Creative office is defined broadly as non-traditional office. A “traditional office” has eight to nine foot acoustical dropped ceilings with two-by-four foot parabolic or prismatic fluorescent lighting, drywall walls, and carpeted floor with three per thousand square foot of enclosed offices. Creative offices usually have higher ceilings that are open to the structural lids; with pendant lighting; floors with wood or polished concrete; and maybe some walls with brick, block, or concrete. Broader definitions incorporate collaborative space plans and lifestyles associated with Millennials.
PMI’s Eastham space, a converted warehouse in Culver City, exhibits the fundamental most look for in a creative office: a high bow truss ceiling, pendant lights, polished concrete floors, and cement walls on the inside of the exterior perimeter walls.
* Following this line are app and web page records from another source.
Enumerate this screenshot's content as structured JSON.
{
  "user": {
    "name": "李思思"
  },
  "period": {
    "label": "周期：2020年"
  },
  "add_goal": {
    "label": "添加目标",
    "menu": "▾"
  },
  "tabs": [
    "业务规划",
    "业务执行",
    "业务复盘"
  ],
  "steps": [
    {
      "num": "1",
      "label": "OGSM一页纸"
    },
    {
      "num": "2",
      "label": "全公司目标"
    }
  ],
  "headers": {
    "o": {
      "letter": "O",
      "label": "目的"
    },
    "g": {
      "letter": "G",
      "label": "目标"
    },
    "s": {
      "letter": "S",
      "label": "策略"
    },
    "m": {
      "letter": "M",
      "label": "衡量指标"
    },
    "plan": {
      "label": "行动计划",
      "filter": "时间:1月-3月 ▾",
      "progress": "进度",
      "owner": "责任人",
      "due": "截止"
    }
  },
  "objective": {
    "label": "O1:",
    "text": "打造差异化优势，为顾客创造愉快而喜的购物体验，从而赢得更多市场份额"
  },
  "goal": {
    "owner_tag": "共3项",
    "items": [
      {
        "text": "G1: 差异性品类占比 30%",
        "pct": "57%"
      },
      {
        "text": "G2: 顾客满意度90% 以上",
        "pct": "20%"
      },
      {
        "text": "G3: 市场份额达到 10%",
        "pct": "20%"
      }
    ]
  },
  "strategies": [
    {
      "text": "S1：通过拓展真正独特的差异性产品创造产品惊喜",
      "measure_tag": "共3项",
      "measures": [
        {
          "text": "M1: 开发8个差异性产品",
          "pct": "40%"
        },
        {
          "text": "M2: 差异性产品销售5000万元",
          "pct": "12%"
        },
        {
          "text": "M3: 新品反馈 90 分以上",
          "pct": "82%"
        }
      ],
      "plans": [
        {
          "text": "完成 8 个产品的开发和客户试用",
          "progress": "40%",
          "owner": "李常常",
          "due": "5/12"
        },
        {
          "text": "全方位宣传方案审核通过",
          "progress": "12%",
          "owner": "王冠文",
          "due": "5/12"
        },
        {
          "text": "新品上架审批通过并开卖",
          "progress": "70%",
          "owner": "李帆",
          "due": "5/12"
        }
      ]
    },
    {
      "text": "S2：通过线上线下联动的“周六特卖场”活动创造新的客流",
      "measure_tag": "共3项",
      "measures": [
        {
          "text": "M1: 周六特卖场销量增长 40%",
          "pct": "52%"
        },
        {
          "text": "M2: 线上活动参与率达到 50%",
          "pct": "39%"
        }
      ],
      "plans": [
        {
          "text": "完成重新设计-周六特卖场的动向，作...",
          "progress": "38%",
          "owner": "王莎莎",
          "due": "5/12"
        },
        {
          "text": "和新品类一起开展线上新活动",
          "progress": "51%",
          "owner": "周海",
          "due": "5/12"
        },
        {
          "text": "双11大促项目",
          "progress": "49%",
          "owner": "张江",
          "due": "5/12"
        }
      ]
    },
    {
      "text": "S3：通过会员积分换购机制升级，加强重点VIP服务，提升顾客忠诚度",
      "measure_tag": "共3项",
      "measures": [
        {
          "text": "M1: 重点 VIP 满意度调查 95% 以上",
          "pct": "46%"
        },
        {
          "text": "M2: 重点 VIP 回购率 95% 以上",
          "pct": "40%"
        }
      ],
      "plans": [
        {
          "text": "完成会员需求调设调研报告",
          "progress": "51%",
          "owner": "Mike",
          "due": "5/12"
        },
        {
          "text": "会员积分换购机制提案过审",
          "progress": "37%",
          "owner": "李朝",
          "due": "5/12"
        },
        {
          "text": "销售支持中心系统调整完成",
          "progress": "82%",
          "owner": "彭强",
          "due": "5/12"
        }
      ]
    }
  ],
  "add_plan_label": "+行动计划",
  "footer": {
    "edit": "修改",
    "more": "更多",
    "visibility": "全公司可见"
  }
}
It is difficult to accomplish a creative look with low acoustical ceilings and two-by-four fluorescent lights. Larger tech companies are more inclined to try. One tech company used numerous flags hanging from acoustical ceilings to make their space look creative. Others have tried to accomplish the same goal by painting their walls with bright colors.
The Google space below displays high ceilings, funky furniture, bright colors, recessed lighting, and concrete floors but keeps the acoustical tiles:
In the picture below,Google attempt to accomplish a creative feels with higher ceilings and the placement of the desks.